◆ Available data ◆
== Segment start ==
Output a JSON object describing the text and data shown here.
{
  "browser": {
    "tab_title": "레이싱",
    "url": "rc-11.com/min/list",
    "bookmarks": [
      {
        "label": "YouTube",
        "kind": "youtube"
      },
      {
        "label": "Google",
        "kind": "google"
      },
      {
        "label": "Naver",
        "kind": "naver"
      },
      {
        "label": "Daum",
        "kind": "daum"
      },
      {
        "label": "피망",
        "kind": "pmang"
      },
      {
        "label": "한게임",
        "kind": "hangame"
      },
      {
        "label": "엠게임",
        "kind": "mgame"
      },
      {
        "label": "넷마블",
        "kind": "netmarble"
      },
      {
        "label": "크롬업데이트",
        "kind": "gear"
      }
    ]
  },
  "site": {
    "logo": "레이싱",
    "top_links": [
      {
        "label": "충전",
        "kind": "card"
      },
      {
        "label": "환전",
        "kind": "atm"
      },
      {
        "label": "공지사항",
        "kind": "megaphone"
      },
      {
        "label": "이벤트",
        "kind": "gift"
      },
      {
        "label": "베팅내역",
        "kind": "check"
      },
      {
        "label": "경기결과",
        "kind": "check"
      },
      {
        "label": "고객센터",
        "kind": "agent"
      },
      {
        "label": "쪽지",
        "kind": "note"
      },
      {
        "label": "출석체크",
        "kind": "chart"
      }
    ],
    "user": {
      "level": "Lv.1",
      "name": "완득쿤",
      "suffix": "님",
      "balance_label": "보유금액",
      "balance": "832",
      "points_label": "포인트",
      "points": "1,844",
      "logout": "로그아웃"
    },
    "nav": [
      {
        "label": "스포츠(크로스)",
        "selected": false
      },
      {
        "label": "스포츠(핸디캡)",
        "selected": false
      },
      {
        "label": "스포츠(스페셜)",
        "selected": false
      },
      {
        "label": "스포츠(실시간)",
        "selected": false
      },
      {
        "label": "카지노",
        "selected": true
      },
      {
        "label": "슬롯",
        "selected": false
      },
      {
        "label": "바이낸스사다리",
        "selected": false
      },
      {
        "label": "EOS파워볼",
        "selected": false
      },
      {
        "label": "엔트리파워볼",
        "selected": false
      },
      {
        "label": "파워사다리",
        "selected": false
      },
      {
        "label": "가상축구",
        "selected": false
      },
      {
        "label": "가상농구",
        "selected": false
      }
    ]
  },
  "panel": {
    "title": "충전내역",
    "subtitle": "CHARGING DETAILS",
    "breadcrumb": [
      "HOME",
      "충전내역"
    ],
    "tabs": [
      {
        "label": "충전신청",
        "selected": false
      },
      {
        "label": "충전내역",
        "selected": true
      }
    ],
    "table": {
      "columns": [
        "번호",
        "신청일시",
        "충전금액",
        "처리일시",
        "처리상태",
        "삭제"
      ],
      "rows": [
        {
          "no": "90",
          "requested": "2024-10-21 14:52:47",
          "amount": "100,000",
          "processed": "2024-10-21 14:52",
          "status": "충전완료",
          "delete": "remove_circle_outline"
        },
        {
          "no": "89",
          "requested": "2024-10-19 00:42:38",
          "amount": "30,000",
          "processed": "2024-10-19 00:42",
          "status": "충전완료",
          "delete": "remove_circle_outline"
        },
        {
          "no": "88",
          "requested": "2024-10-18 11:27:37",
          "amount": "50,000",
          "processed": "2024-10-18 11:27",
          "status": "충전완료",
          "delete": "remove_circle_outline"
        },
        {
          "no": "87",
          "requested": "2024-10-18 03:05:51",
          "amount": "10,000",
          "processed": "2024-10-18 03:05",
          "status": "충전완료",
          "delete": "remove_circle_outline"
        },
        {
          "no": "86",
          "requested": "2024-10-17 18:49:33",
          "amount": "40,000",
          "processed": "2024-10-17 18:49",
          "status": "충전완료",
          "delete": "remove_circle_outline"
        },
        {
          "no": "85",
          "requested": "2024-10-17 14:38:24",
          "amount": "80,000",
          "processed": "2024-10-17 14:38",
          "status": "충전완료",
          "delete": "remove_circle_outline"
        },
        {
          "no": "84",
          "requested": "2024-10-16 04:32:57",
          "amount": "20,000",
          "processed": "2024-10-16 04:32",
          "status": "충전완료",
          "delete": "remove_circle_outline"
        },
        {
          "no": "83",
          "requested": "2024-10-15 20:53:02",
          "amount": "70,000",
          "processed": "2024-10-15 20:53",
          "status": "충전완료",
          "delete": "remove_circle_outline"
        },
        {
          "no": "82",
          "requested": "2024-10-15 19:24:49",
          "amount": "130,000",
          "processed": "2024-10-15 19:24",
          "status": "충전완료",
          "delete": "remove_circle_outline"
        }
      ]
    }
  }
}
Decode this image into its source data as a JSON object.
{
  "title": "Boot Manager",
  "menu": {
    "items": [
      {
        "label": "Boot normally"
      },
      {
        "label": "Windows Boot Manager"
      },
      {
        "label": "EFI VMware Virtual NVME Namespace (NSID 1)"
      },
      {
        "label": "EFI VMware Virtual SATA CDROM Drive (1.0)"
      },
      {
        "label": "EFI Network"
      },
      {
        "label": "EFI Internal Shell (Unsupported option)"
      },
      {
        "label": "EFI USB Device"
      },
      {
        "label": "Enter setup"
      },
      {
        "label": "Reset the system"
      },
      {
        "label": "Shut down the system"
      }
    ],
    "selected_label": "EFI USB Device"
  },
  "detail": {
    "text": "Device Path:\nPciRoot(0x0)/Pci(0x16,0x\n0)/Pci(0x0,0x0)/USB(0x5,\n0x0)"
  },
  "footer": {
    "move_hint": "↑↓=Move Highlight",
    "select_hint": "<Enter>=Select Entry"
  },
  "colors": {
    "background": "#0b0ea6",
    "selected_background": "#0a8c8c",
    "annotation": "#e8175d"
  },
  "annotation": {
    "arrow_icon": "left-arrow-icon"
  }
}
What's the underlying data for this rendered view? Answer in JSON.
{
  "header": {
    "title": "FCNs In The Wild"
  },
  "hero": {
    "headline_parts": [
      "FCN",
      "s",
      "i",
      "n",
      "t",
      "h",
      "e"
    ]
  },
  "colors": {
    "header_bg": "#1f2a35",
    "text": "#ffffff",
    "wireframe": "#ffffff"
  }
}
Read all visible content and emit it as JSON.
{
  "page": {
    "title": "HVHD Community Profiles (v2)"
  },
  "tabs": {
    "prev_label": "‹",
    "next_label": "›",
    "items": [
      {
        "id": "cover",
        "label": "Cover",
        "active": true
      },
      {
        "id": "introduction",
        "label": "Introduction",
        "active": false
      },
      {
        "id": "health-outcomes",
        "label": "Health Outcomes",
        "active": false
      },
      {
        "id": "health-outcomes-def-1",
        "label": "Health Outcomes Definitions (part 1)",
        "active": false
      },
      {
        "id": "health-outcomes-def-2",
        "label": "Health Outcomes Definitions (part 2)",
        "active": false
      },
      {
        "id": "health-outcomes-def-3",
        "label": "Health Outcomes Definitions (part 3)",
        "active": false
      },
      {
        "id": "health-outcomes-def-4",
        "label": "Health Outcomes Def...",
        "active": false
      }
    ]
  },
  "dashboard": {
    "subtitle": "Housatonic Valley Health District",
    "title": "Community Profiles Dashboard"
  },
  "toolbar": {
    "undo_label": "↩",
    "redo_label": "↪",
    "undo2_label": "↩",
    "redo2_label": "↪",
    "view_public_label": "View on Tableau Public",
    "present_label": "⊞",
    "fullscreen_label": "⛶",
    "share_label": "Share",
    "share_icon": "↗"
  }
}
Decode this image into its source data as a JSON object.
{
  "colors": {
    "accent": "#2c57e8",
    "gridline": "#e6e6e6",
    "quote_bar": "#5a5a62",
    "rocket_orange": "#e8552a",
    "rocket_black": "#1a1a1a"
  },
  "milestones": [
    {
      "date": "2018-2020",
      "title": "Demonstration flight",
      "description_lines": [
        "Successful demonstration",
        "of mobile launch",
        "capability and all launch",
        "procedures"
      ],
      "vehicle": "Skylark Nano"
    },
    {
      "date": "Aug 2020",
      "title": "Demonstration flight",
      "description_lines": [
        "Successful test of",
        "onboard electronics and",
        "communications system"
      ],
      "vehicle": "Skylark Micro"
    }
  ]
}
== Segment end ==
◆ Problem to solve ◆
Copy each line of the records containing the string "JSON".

◆ Written solution ◆
Output a JSON object describing the text and data shown here.
Decode this image into its source data as a JSON object.
What's the underlying data for this rendered view? Answer in JSON.
Read all visible content and emit it as JSON.
Decode this image into its source data as a JSON object.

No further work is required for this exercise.